Exciting? People were killed, Richard, I don’t think THAT’S exciting.

But, er, no, er, what I meant was that the fact it was happening live was intense, wasn’t it? It was like being in a Hollywood movie. I wonder if they’d make a movie out of this. It’d be a terrific plot, wouldn’t it? Downtrodden hunk exacts revenge on a cruel society in which people keep cutting him down and undermining…

I’ll cut YOU down in a minute – honestly, Richard…

All I’m saying is that this is, in a perverse way, a victory for the “little guy”…

YOU’RE a little guy, and I don’t mean in stature, either. And you’re perverse.

Ahahaha, very good, Judy. If I didn’t know you better, I’d say that was quite vicious. I just hope I don’t suddenly, you know, flip and…

You wouldn’t have the nerve.

Well, you say that, but how many people thought Raoul Moat would end up doing what he did? He was just a normal, decent man like me, trying to do his best as a man in an increasingly female-dominated society…

Oh Jesus…

You’ve got to admit though, Judy, he’s something of an anti-hero…

Please stop…

Don’t you often wish you could get hold of a shotgun and put the world to rights? I mean, it’s the stuff of fantasy, isn’t it? How many times has someone said or done something to you and you’ve just thought “I’d really love to stick a sawn-off in your face and teach you a lesson…”

Oh, believe me, you wouldn’t want to know…

It’s becoming quite fashionable, though, you’ve got to admit. I mean, before Moat you had Derrick Bird, didn’t you? He went mad and shot a load of people, too. It’s definitely become a bit of a craze, hasn’t it? It’s kind of the crime du jour, if you like. It’s almost become kind of sexy in a way…

Don’t you think?

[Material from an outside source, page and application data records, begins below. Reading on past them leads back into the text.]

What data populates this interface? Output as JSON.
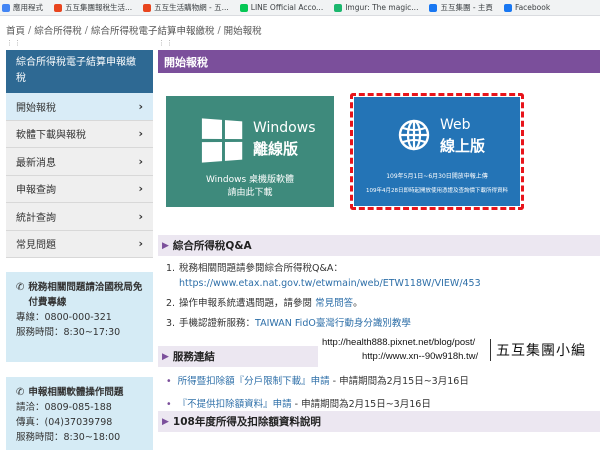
{
  "bookmarks": [
    {
      "label": "應用程式",
      "color": "#4285f4"
    },
    {
      "label": "五互集團報稅生活...",
      "color": "#e8451e"
    },
    {
      "label": "五互生活購物網 - 五...",
      "color": "#e8451e"
    },
    {
      "label": "LINE Official Acco...",
      "color": "#06c755"
    },
    {
      "label": "Imgur: The magic...",
      "color": "#1bb76e"
    },
    {
      "label": "五互集團 - 主頁",
      "color": "#1877f2"
    },
    {
      "label": "Facebook",
      "color": "#1877f2"
    }
  ],
  "breadcrumb": [
    "首頁",
    "綜合所得稅",
    "綜合所得稅電子結算申報繳稅",
    "開始報稅"
  ],
  "sidebar": {
    "title": "綜合所得稅電子結算申報繳稅",
    "items": [
      {
        "label": "開始報稅"
      },
      {
        "label": "軟體下載與報稅"
      },
      {
        "label": "最新消息"
      },
      {
        "label": "申報查詢"
      },
      {
        "label": "統計查詢"
      },
      {
        "label": "常見問題"
      }
    ],
    "box1": {
      "heading": "稅務相關問題請洽國稅局免付費專線",
      "lines": [
        "專線：0800-000-321",
        "服務時間：8:30~17:30"
      ]
    },
    "box2": {
      "heading": "申報相關軟體操作問題",
      "lines": [
        "請洽：0809-085-188",
        "傳真：(04)37039798",
        "服務時間：8:30~18:00"
      ]
    }
  },
  "main": {
    "header": "開始報稅",
    "windows_tile": {
      "title": "Windows",
      "subtitle": "離線版",
      "desc1": "Windows 桌機版軟體",
      "desc2": "請由此下載"
    },
    "web_tile": {
      "title": "Web",
      "subtitle": "線上版",
      "desc1": "109年5月1日~6月30日開放申報上傳",
      "desc2": "109年4月28日即時起開放使用憑證及查詢價下載所得資料"
    },
    "qa": {
      "heading": "綜合所得稅Q&A",
      "item1_text": "稅務相關問題請參閱綜合所得稅Q&A：",
      "item1_url": "https://www.etax.nat.gov.tw/etwmain/web/ETW118W/VIEW/453",
      "item2_text": "操作申報系統遭遇問題，請參閱 ",
      "item2_link": "常見問答",
      "item2_end": "。",
      "item3_text": "手機認證新服務：",
      "item3_link": "TAIWAN FidO臺灣行動身分識別教學"
    },
    "services": {
      "heading": "服務連結",
      "item1_link": "所得暨扣除額『分戶限制下載』申請",
      "item1_rest": " - 申請期間為2月15日~3月16日",
      "item2_link": "『不提供扣除額資料』申請",
      "item2_rest": " - 申請期間為2月15日~3月16日"
    },
    "data_section": {
      "heading": "108年度所得及扣除額資料說明"
    }
  },
  "watermark": {
    "url1": "http://health888.pixnet.net/blog/post/",
    "url2": "http://www.xn--90w918h.tw/",
    "name": "五互集團小編"
  },
  "colors": {
    "accent_purple": "#7b4f9b",
    "sidebar_blue": "#2e6993",
    "windows_green": "#3e8a7c",
    "web_blue": "#2474b6",
    "highlight_red": "#e8141b"
  }
}
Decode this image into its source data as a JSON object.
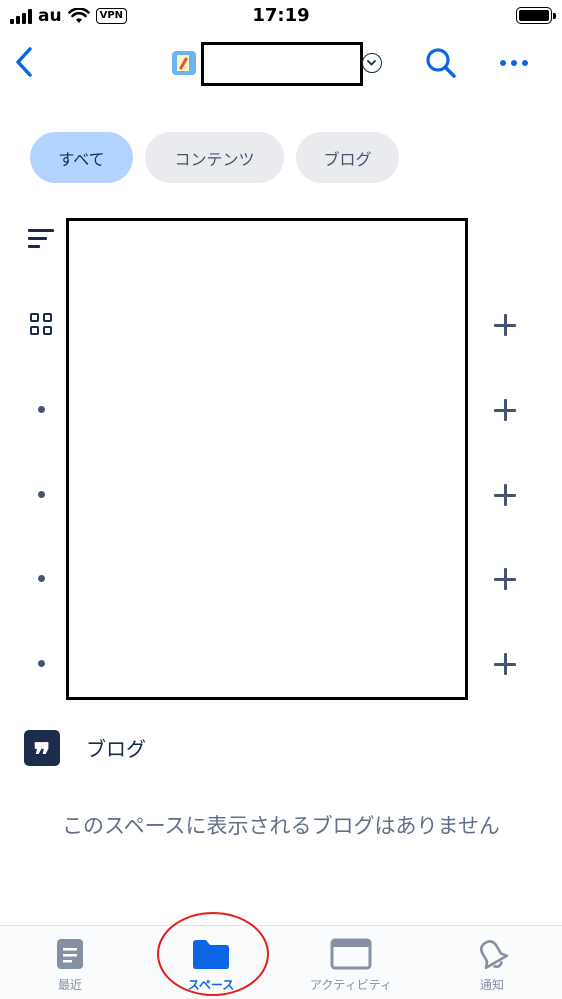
{
  "status_bar": {
    "carrier": "au",
    "vpn_label": "VPN",
    "time": "17:19"
  },
  "header": {
    "back_icon": "chevron-left-icon",
    "space_icon": "notebook-icon",
    "title": "",
    "chevron_icon": "chevron-down-circle-icon",
    "search_icon": "search-icon",
    "more_icon": "more-horizontal-icon"
  },
  "filters": {
    "all": "すべて",
    "content": "コンテンツ",
    "blog": "ブログ"
  },
  "tree": {
    "sort_icon": "sort-icon",
    "grid_icon": "grid-icon"
  },
  "blog_section": {
    "icon": "quote-icon",
    "icon_glyph": "❞",
    "title": "ブログ",
    "empty_message": "このスペースに表示されるブログはありません"
  },
  "tabbar": {
    "recent": "最近",
    "spaces": "スペース",
    "activity": "アクティビティ",
    "notifications": "通知"
  },
  "colors": {
    "accent": "#0c66e4",
    "chip_active": "#b3d4ff",
    "chip_inactive": "#e9ebee",
    "text_primary": "#172b4d",
    "text_subtle": "#626f86",
    "annotation_red": "#e2211c"
  }
}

I’m only saying what’s on a lot of people’s minds…

What’s on YOUR mind, you mean. I’m embarrassed, I really am.

But…

Oh, be quiet. I think you’ve said enough already.